If you’re dying to see more of the world but can’t afford to fund a round-the-world trip, then why not consider interrail?
Explore Europe for as little as £322 when you travel by train. Interrail is popular with not only students and adventure seekers, but also anyone who wants to see more of the world for lower cost in less time. Interrail allows you to visit numerous countries over a week, two-week or month period, within a realistic budget. Not everyone can afford to fly around the world, but you needn’t miss out, just rethink your mode of transport. These top tips will show you exactly how to prepare for your first interrail trip.
How does interrail work?
An interrail ticket allows you to hop-on and off European trains, enabling you to see multiple countries at a small cost. The ticket will be in your name, meaning it’s non-transferable, so keep it safe. You’ll also need to carry your passport to prove you are who you say you are.
Buying your interrail ticket
Interrail.eu provides European passes and information on the destinations on offer to you.
You can either purchase a one-country pass, which as the name suggests allows you to travel to and from one country. If you’re interested in travelling to two or three countries it may be more cost effective to buy a few of these passes; prices start at £32pp.
Those looking to cover more of Europe are probably best off purchasing a Global Pass. The Global Pass allows you to travel to up to 30 countries:
Costs start at £322 for 5 days travel within 10 days, and go up to 1-month continuous travel for £766. Seniors and those 25 or under can benefit from discounted prices of up to £400! *
Before you travel
Make sure you do your research before you travel, as the last thing you want is to get home and find out you missed out on seeing X, Y or Z. You can save money by buying one travel guide of Europe and enjoying some bedtime reading before you leave. There are lots of travel guides on offer and carrying only one book will increase your much-needed luggage space. Also remember to leave room for a European Rail map and a compass, as you won’t want to spend hours walking around in circles if you don’t know which way is North.
Start by marking down the countries you think you would like to visit. If you’ve only got two-weeks then you are going to have to be selective. Once you’ve decided where you intend to visit, you need to plan the most effective route to minimise your travel time and increase the time you get to explore each stop. Find the quickest routes online (check your ticket is valid for these routes as some fast trains incur an additional fee), and then start thinking about accommodation.
Trust us, you do not want to leave this until last minute. If you consider yourself a real-life Bear Grylls, or Cub Scout/Girl Guide at best, a tent will inevitably save on costs.
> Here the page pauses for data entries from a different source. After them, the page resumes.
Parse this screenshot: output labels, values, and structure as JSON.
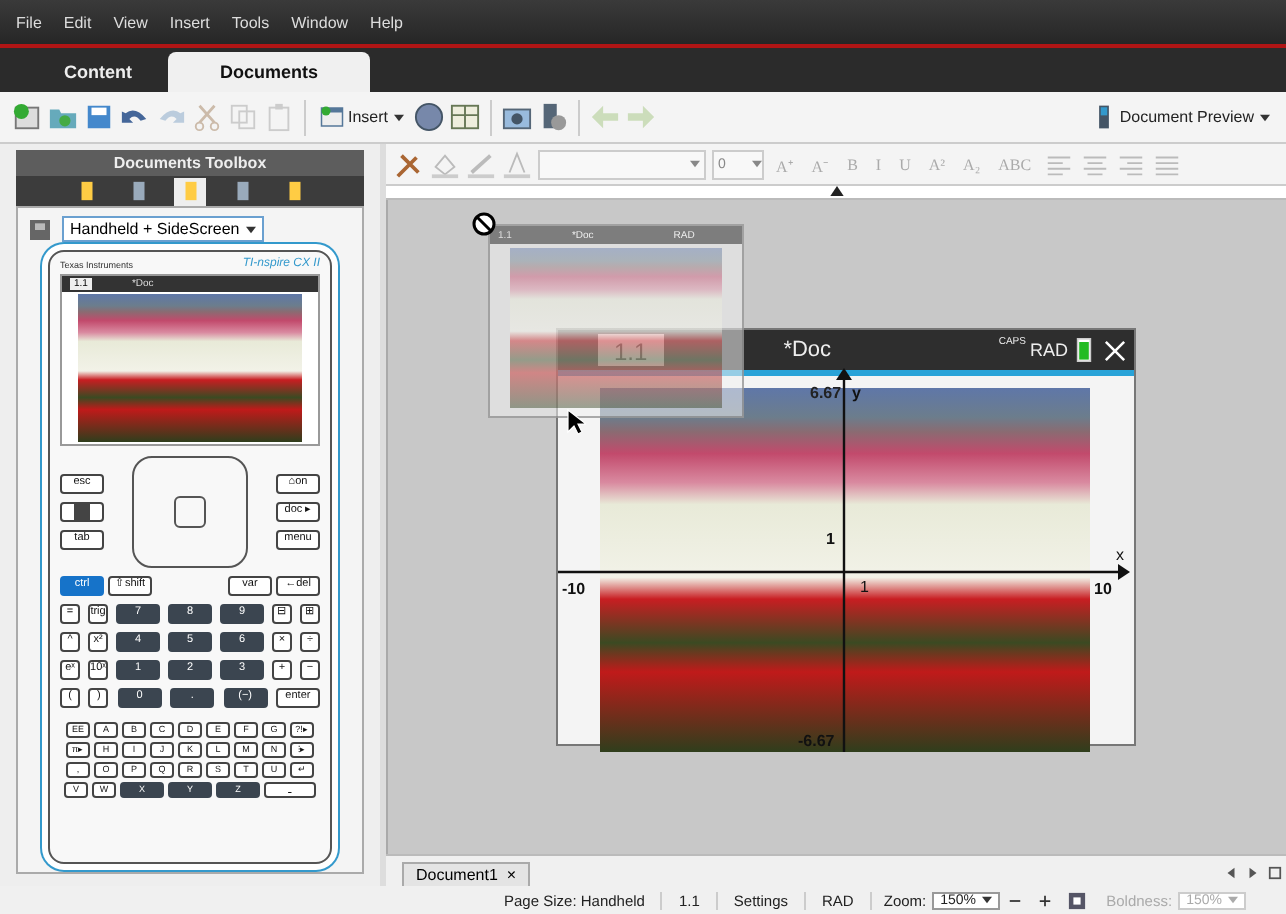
{
  "menu": [
    "File",
    "Edit",
    "View",
    "Insert",
    "Tools",
    "Window",
    "Help"
  ],
  "tabs": [
    {
      "label": "Content",
      "selected": false
    },
    {
      "label": "Documents",
      "selected": true
    }
  ],
  "toolbar": {
    "insert": "Insert",
    "preview": "Document Preview"
  },
  "toolbox": {
    "title": "Documents Toolbox",
    "tool_tabs": [
      {
        "selected": false
      },
      {
        "selected": false
      },
      {
        "selected": true
      },
      {
        "selected": false
      },
      {
        "selected": false
      }
    ],
    "view": "Handheld + SideScreen"
  },
  "calculator": {
    "brand": "Texas Instruments",
    "model": "TI-nspire CX II",
    "screen_tab": "1.1",
    "screen_title": "*Doc",
    "nav_left": [
      {
        "label": "esc",
        "kind": "light"
      },
      {
        "kind": "icon"
      },
      {
        "label": "tab",
        "kind": "light"
      }
    ],
    "nav_right": [
      {
        "label": "⌂on"
      },
      {
        "label": "doc ▸"
      },
      {
        "label": "menu"
      }
    ],
    "key_rows": [
      [
        {
          "label": "ctrl",
          "kind": "accent"
        },
        {
          "label": "⇧shift",
          "kind": "light"
        },
        {
          "kind": "spacer"
        },
        {
          "label": "var",
          "kind": "light"
        },
        {
          "label": "←del",
          "kind": "light"
        }
      ],
      [
        {
          "label": "=",
          "kind": "small"
        },
        {
          "label": "trig",
          "kind": "small"
        },
        {
          "label": "7",
          "kind": "dark"
        },
        {
          "label": "8",
          "kind": "dark"
        },
        {
          "label": "9",
          "kind": "dark"
        },
        {
          "label": "⊟",
          "kind": "small"
        },
        {
          "label": "⊞",
          "kind": "small"
        }
      ],
      [
        {
          "label": "^",
          "kind": "small"
        },
        {
          "label": "x²",
          "kind": "small"
        },
        {
          "label": "4",
          "kind": "dark"
        },
        {
          "label": "5",
          "kind": "dark"
        },
        {
          "label": "6",
          "kind": "dark"
        },
        {
          "label": "×",
          "kind": "small"
        },
        {
          "label": "÷",
          "kind": "small"
        }
      ],
      [
        {
          "label": "eˣ",
          "kind": "small"
        },
        {
          "label": "10ˣ",
          "kind": "small"
        },
        {
          "label": "1",
          "kind": "dark"
        },
        {
          "label": "2",
          "kind": "dark"
        },
        {
          "label": "3",
          "kind": "dark"
        },
        {
          "label": "+",
          "kind": "small"
        },
        {
          "label": "−",
          "kind": "small"
        }
      ],
      [
        {
          "label": "(",
          "kind": "small"
        },
        {
          "label": ")",
          "kind": "small"
        },
        {
          "label": "0",
          "kind": "dark"
        },
        {
          "label": ".",
          "kind": "dark"
        },
        {
          "label": "(−)",
          "kind": "dark"
        },
        {
          "label": "enter",
          "kind": "light"
        }
      ]
    ],
    "letter_rows": [
      [
        {
          "label": "EE",
          "kind": "light"
        },
        {
          "label": "A",
          "kind": "light"
        },
        {
          "label": "B",
          "kind": "light"
        },
        {
          "label": "C",
          "kind": "light"
        },
        {
          "label": "D",
          "kind": "light"
        },
        {
          "label": "E",
          "kind": "light"
        },
        {
          "label": "F",
          "kind": "light"
        },
        {
          "label": "G",
          "kind": "light"
        },
        {
          "label": "?!▸",
          "kind": "light"
        }
      ],
      [
        {
          "label": "π▸",
          "kind": "light"
        },
        {
          "label": "H",
          "kind": "light"
        },
        {
          "label": "I",
          "kind": "light"
        },
        {
          "label": "J",
          "kind": "light"
        },
        {
          "label": "K",
          "kind": "light"
        },
        {
          "label": "L",
          "kind": "light"
        },
        {
          "label": "M",
          "kind": "light"
        },
        {
          "label": "N",
          "kind": "light"
        },
        {
          "label": "⁝▸",
          "kind": "light"
        }
      ],
      [
        {
          "label": ",",
          "kind": "light"
        },
        {
          "label": "O",
          "kind": "light"
        },
        {
          "label": "P",
          "kind": "light"
        },
        {
          "label": "Q",
          "kind": "light"
        },
        {
          "label": "R",
          "kind": "light"
        },
        {
          "label": "S",
          "kind": "light"
        },
        {
          "label": "T",
          "kind": "light"
        },
        {
          "label": "U",
          "kind": "light"
        },
        {
          "label": "↵",
          "kind": "light"
        }
      ],
      [
        {
          "label": "V",
          "kind": "light"
        },
        {
          "label": "W",
          "kind": "light"
        },
        {
          "label": "X",
          "kind": "dark"
        },
        {
          "label": "Y",
          "kind": "dark"
        },
        {
          "label": "Z",
          "kind": "dark"
        },
        {
          "label": "⎵",
          "kind": "wide"
        }
      ]
    ]
  },
  "format_bar": {
    "font_size": "0",
    "buttons": [
      "A⁺",
      "A⁻",
      "B",
      "I",
      "U",
      "A²",
      "A₂",
      "ABC"
    ]
  },
  "ghost": {
    "tab": "1.1",
    "title": "*Doc",
    "mode": "RAD"
  },
  "handheld": {
    "tab": "1.1",
    "title": "*Doc",
    "caps": "CAPS",
    "mode": "RAD",
    "ymax": "6.67",
    "ylabel": "y",
    "xmin": "-10",
    "xmax": "10",
    "xlabel": "x",
    "ytick": "1",
    "xtick": "1",
    "ymin": "-6.67"
  },
  "doc_tabs": [
    {
      "label": "Document1",
      "close": "×"
    }
  ],
  "status": {
    "page_size": "Page Size: Handheld",
    "page": "1.1",
    "settings": "Settings",
    "mode": "RAD",
    "zoom_label": "Zoom:",
    "zoom": "150%",
    "boldness_label": "Boldness:",
    "boldness": "150%"
  }
}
There are many campsites dotted around most of these countries and they are extremely cheap. If camping isn’t for you, don’t worry as you can sleep off the ground by staying in an affordable hostel.
Improvised accommodation may sound fun but we’d recommend booking at least a couple of locations in advance, especially in the summer when these places get booked up early. Sleeping on a night train is another, if not slightly bumpy, alternative.
Bonjour, Ciao, Hallo, Cześć, Alo, Hej
It is worthwhile learning some key phrases before you depart so you can get by. The obvious Hello, Goodbye, Please and Thank You are essential, but also some numbers, Where is/are…?, Do you speak English?, One beer, Toilets, etc. will come in extremely handy. Don’t rely on people knowing English, brush up on your phrases before you depart and you’ll be thankful you did.
Now we don’t like to brag, but here at FairFX we are pretty much experts on this subject.
A Prepaid Currency Card will most likely be your best friend as you won’t have to worry about (A) lugging Travel Cash around in multiple denominations; (B) ordering too much currency as you can top-up as and when you need funds; and (C) it’s a secure Chip & PIN card, so if you’re worried about losing it why not order and Family and Friends card too. You can always keep the additional card in the hostel safe/bottom of your rucksack and transfer funds between the cards as and when you need them.
You can register for our excellent currency card rates here.
Anyone who has been to a music festival can probably relate to this next tip: Lay out the entire luggage you think you need on the floor, now half it. We’re serious! The best way to travel is using a rucksack as it frees up your map-holding hands. You might think you’d like to take a hairdryer or those extra pair of shorts, but after two weeks of carrying them on your back you’ll wish you had left them at home. Travel light, and we guarantee you’ll be much happier!
The exception to the rule is comfortable footwear and travel Scrabble.
Look after your valuables, especially if you’re on a long train journey and likely to nod off. Use a cable-lock to fasten your bag to the luggage rack or overhead.
Border police may ask to see your passport or the contents of your bag as you cross between countries, so don’t carry anything you shouldn’t.
*Based on a youth travelling 1-month continuous on a Global Pass versus an adult.